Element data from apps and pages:
_ _ _
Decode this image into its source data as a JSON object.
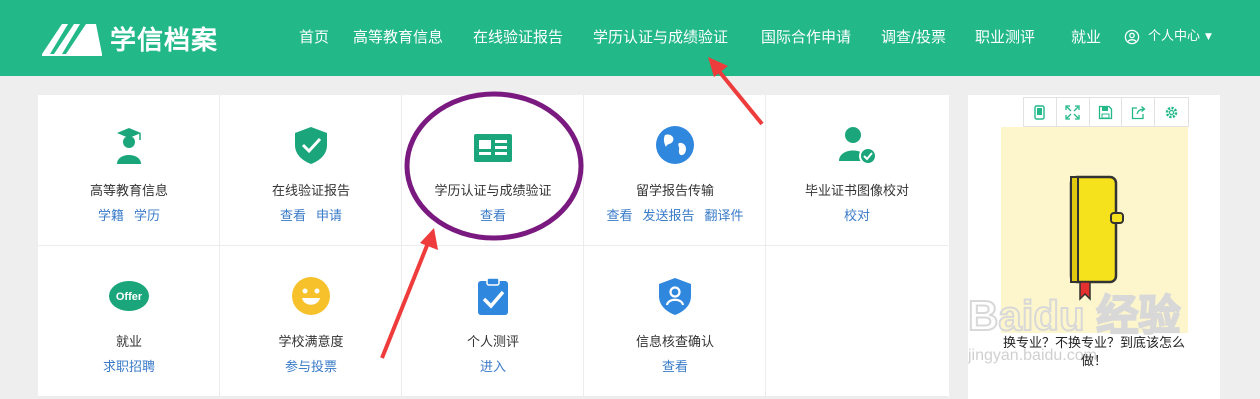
{
  "header": {
    "logo_text": "学信档案",
    "nav": [
      {
        "label": "首页"
      },
      {
        "label": "高等教育信息"
      },
      {
        "label": "在线验证报告"
      },
      {
        "label": "学历认证与成绩验证"
      },
      {
        "label": "国际合作申请"
      },
      {
        "label": "调查/投票"
      },
      {
        "label": "职业测评"
      },
      {
        "label": "就业"
      }
    ],
    "user_menu_label": "个人中心"
  },
  "services": [
    {
      "title": "高等教育信息",
      "links": [
        "学籍",
        "学历"
      ],
      "icon": "graduate-icon"
    },
    {
      "title": "在线验证报告",
      "links": [
        "查看",
        "申请"
      ],
      "icon": "shield-check-icon"
    },
    {
      "title": "学历认证与成绩验证",
      "links": [
        "查看"
      ],
      "icon": "certificate-card-icon"
    },
    {
      "title": "留学报告传输",
      "links": [
        "查看",
        "发送报告",
        "翻译件"
      ],
      "icon": "globe-icon"
    },
    {
      "title": "毕业证书图像校对",
      "links": [
        "校对"
      ],
      "icon": "user-check-icon"
    },
    {
      "title": "就业",
      "links": [
        "求职招聘"
      ],
      "icon": "offer-icon",
      "icon_text": "Offer"
    },
    {
      "title": "学校满意度",
      "links": [
        "参与投票"
      ],
      "icon": "smiley-icon"
    },
    {
      "title": "个人测评",
      "links": [
        "进入"
      ],
      "icon": "clipboard-check-icon"
    },
    {
      "title": "信息核查确认",
      "links": [
        "查看"
      ],
      "icon": "shield-user-icon"
    }
  ],
  "side": {
    "toolbar_icons": [
      "phone-icon",
      "fullscreen-icon",
      "save-icon",
      "share-icon",
      "settings-icon"
    ],
    "caption": "换专业？不换专业？到底该怎么做！",
    "watermark_text": "Baidu 经验",
    "watermark_url": "jingyan.baidu.com"
  },
  "colors": {
    "brand_green": "#22b888",
    "link_blue": "#3a7bc8",
    "annotation_purple": "#7a1a80",
    "annotation_red": "#ee3b3b"
  }
}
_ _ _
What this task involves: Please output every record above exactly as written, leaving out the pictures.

Written answer:
Decode this image into its source data as a JSON object.
{
  "header": {
    "logo_text": "学信档案",
    "nav": [
      {
        "label": "首页"
      },
      {
        "label": "高等教育信息"
      },
      {
        "label": "在线验证报告"
      },
      {
        "label": "学历认证与成绩验证"
      },
      {
        "label": "国际合作申请"
      },
      {
        "label": "调查/投票"
      },
      {
        "label": "职业测评"
      },
      {
        "label": "就业"
      }
    ],
    "user_menu_label": "个人中心"
  },
  "services": [
    {
      "title": "高等教育信息",
      "links": [
        "学籍",
        "学历"
      ],
      "icon": "graduate-icon"
    },
    {
      "title": "在线验证报告",
      "links": [
        "查看",
        "申请"
      ],
      "icon": "shield-check-icon"
    },
    {
      "title": "学历认证与成绩验证",
      "links": [
        "查看"
      ],
      "icon": "certificate-card-icon"
    },
    {
      "title": "留学报告传输",
      "links": [
        "查看",
        "发送报告",
        "翻译件"
      ],
      "icon": "globe-icon"
    },
    {
      "title": "毕业证书图像校对",
      "links": [
        "校对"
      ],
      "icon": "user-check-icon"
    },
    {
      "title": "就业",
      "links": [
        "求职招聘"
      ],
      "icon": "offer-icon",
      "icon_text": "Offer"
    },
    {
      "title": "学校满意度",
      "links": [
        "参与投票"
      ],
      "icon": "smiley-icon"
    },
    {
      "title": "个人测评",
      "links": [
        "进入"
      ],
      "icon": "clipboard-check-icon"
    },
    {
      "title": "信息核查确认",
      "links": [
        "查看"
      ],
      "icon": "shield-user-icon"
    }
  ],
  "side": {
    "toolbar_icons": [
      "phone-icon",
      "fullscreen-icon",
      "save-icon",
      "share-icon",
      "settings-icon"
    ],
    "caption": "换专业？不换专业？到底该怎么做！",
    "watermark_text": "Baidu 经验",
    "watermark_url": "jingyan.baidu.com"
  },
  "colors": {
    "brand_green": "#22b888",
    "link_blue": "#3a7bc8",
    "annotation_purple": "#7a1a80",
    "annotation_red": "#ee3b3b"
  }
}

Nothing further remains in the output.